AA I started in 2018, and I will tell you that you can immediately feel the passion and energy that our employees and crew members have for the work that we do and the guest experience that we all desire. Passion’s the word that continues to come to mind when you think of that experience, and at the end of the day our guests are left with memories – and our job is to leave them with the best memories possible. The energy is really contagious. Even though this past year has been a challenge, I’m confident we’re going to emerge from this as a stronger organization and industry. Just the collaboration through the different cruise lines and the connections we’ve built despite the virtual environment and hardships have been outstanding. The employment landscape for us is extremely positive. We have five ships on order for the Royal Caribbean International brand alone, and we’re growing. There are a lot of dynamic employment opportunities for people to join our organization, and one of the main goals we have as a company is to bring in great talent to help us grow and talent that can flourish with us as an organization for many years to come. How has the pandemic changed your view on how you will crew ships, and what will life be like onboard? MB I think this has been an extraordinarily difficult time for our crew members. When we first voluntarily stopped sailing as an industry, all of us had tens of thousands crew members who needed to get home.

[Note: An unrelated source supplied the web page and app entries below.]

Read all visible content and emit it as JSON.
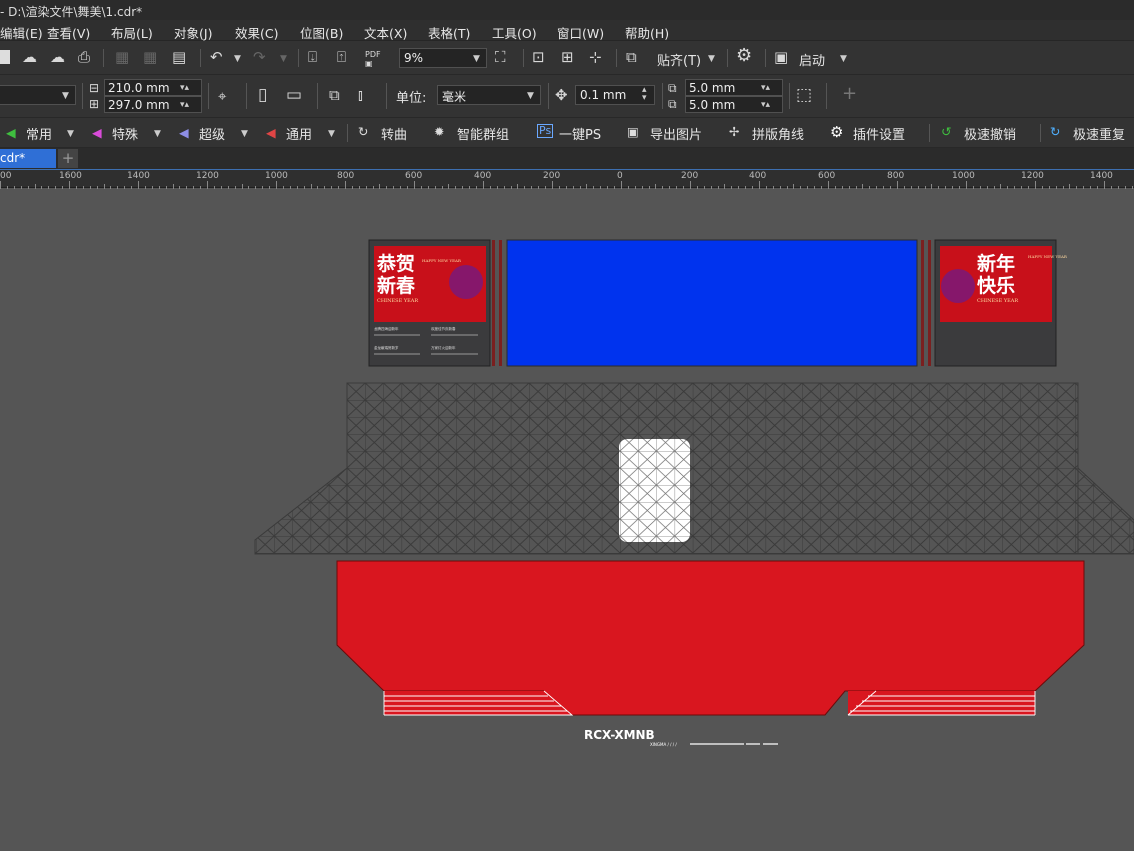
{
  "title": "- D:\\渲染文件\\舞美\\1.cdr*",
  "menu": [
    "编辑(E)",
    "查看(V)",
    "布局(L)",
    "对象(J)",
    "效果(C)",
    "位图(B)",
    "文本(X)",
    "表格(T)",
    "工具(O)",
    "窗口(W)",
    "帮助(H)"
  ],
  "toolbar1": {
    "zoom": "9%",
    "snap_label": "贴齐(T)",
    "launch_label": "启动"
  },
  "toolbar2": {
    "width": "210.0 mm",
    "height": "297.0 mm",
    "unit_label": "单位:",
    "unit_value": "毫米",
    "nudge": "0.1 mm",
    "dup_x": "5.0 mm",
    "dup_y": "5.0 mm"
  },
  "toolbar3": [
    "常用",
    "特殊",
    "超级",
    "通用",
    "转曲",
    "智能群组",
    "一键PS",
    "导出图片",
    "拼版角线",
    "插件设置",
    "极速撤销",
    "极速重复"
  ],
  "tab_label": "cdr*",
  "ruler_labels": [
    "00",
    "1600",
    "1400",
    "1200",
    "1000",
    "800",
    "600",
    "400",
    "200",
    "0",
    "200",
    "400",
    "600",
    "800",
    "1000",
    "1200",
    "1400"
  ],
  "canvas": {
    "left_poster": {
      "title1": "恭贺",
      "title2": "新春",
      "en": "HAPPY NEW YEAR",
      "sub": "CHINESE YEAR"
    },
    "right_poster": {
      "title1": "新年",
      "title2": "快乐",
      "en": "HAPPY NEW YEAR",
      "sub": "CHINESE YEAR"
    },
    "left_notes": [
      "龙腾四海迎新年",
      "欢度佳节庆新春",
      "金龙献瑞贺新岁",
      "万家灯火迎新年"
    ],
    "caption_main": "RCX-XMNB",
    "caption_sub": "XINGMA / / / /",
    "colors": {
      "screen": "#0033ee",
      "stage": "#d9161f",
      "truss": "#3a3a3a",
      "poster_red": "#c8101a"
    }
  }
}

Every country had introduced new rules and regulations, and it was phenomenally difficult to get our crew members home to their families, and the whole industry worked together.